Horner, I think, is the most beatable from an opposition standpoint. Uncharismatic, not really rural and not really city, Horner is the least interesting candidate among the survivors. He is hampered by memories of Ed Stelmach; the party did the same thing with Dreary Eddie, and even though they won Stelmach’s only election by a huge margin, the party (read: Calgary) didn’t take to this small town nice guy. Nobody inside Fortress Tory wants another Stelmach scenario.

Regardless, Mar’s lead is so huge, and his money reserves so vast, I can’t imagine any compromise second or third place candidate overtaking him. But now he has two weeks of walking around with a bull’s eye on his back. And two weeks is an eternity in politics.

A perfectly cromulent day in the Legislature.

My old reporter’s heart, which bleeds ink, feels a certain empathy for the poor sods who have to cover the Alberta Legislature on a daily basis. All that sound and fury, and hardly a story to report.

I found a few things that were amusing over the past couple of days, if you really stretch the definition of the word ‘amusing’.

For example, Lindsay Blackett, the minister of Culture and Community Spirit (surely the silliest name for a ministry ever) must have been feeling like a forgotten man lately, and felt compelled to do something about it. On Monday, a backbencher tossed him a couple of puffballs about the arts and culture industry to get him back in the game, to wit:

“Can the Minister of Culture and Community Spirit please tell me what he is doing to help this critically important sector during these tough economic times?”, followed up by Can the minister please tell me what he is doing to ensure that this sector remains healthy after the economy has recovered?”

That should have been enough to keep the guy happy, but no. In Tuesday’s QP, another Tory seat warmer asked these questions: “Can the minister offer that assurance and tell us specifically what he’s doing to support the arts?”, followed by  “Can the minister tell us how we’re comparing with other jurisdictions?” and finishing withCan the minister tell us anything about planning for the future in terms of budgeting?”

If you look at the first question from the two days, you’ll see that they are essentially the same question. The other questions are simply variations on the theme.  Let’s hope that keeps the nearly forgotten Minister Blackett happy for a couple of weeks.

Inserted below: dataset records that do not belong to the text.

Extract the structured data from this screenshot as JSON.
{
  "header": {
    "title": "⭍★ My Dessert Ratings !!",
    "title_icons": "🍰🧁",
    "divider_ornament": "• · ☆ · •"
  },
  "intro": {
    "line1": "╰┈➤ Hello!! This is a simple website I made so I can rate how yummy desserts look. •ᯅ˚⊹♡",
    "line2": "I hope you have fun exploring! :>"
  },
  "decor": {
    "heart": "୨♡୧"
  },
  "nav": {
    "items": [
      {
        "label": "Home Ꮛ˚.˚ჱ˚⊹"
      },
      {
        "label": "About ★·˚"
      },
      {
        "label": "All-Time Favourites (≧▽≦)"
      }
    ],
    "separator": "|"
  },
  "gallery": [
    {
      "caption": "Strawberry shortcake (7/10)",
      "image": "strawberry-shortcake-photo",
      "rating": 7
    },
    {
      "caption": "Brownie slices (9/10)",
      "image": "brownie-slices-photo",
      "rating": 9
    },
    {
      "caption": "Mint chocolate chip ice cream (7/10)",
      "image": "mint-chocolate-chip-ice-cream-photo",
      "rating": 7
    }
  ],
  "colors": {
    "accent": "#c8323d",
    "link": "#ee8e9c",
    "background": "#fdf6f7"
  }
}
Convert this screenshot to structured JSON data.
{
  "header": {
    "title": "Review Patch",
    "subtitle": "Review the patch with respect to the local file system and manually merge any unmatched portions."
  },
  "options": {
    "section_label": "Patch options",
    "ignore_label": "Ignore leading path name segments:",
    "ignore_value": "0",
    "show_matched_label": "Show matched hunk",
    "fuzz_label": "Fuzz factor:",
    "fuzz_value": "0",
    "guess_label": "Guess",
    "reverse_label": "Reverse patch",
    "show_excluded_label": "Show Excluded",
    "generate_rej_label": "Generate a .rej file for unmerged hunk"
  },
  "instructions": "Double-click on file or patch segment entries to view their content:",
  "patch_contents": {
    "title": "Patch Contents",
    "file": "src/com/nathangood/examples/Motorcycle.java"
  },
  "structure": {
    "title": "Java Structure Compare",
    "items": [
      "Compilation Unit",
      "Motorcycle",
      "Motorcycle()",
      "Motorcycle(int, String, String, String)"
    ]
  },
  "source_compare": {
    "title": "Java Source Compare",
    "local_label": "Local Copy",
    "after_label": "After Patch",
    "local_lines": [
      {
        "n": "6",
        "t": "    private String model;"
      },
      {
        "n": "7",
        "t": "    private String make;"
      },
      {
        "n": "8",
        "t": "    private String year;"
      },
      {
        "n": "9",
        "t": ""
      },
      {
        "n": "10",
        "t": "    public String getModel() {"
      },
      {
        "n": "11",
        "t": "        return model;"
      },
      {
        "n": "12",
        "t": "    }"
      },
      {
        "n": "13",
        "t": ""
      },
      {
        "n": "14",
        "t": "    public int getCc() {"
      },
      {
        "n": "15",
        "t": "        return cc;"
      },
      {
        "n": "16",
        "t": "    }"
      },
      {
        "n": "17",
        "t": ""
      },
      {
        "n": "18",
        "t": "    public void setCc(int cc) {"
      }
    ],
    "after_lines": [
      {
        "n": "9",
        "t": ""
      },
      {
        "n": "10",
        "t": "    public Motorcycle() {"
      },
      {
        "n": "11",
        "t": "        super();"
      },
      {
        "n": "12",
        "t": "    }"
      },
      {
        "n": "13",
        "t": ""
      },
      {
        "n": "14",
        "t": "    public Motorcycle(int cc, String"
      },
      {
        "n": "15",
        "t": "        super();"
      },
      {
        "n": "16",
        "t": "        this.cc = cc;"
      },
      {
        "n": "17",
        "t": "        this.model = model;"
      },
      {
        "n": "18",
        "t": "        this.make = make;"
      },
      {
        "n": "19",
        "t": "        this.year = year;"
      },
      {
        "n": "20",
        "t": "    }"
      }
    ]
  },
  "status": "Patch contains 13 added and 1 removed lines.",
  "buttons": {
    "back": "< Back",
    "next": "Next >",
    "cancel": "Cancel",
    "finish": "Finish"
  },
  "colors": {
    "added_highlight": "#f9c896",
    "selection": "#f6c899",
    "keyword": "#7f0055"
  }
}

Elsewhere, it was a typically non-productive day in the Legislature. Of note, however, was the debate on Bill 12, the supposedly historic, landmark, etc. Alberta Health Act. For most of Tuesday afternoon, members debated the merits of the bill, quite accurately described as a “Seinfeld bill” — a bill about nothing. Nothing or not, that didn’t stop opposition members from entering in a vigourous debate about the bill. The trouble was, they were debating themselves — not one single government member rose to debate the bill on Tuesday. The Scrap Metal Dealers act was important enough for 11 of them to rise on Monday, but on the Alberta Health Act, they remained almost universally silent. Maybe it really is a bill about nothing….

And finally, one amusing moment from Twitter.

The Globe and Mail’s Edmonton correspondent, Josh Wingrove, Twittered about Premier Ed Stelmach’s use of the word “ironical” in the legislature.  “Hey, ABPremierComms, please tell Stelmach that ironical isn’t a word” he Tweeted. Moments later, some wag in the premier’s communication office offered “Ironical is a perfectly cromulent word.”

Wow! An obscure reference from The Simpsons from someone in the premier’s communications staff, and used properly! Kudos to the writer. Too bad the premier’s communication people don’t display that kind of with-it wit a little more often. Might make Stelmach look almost human.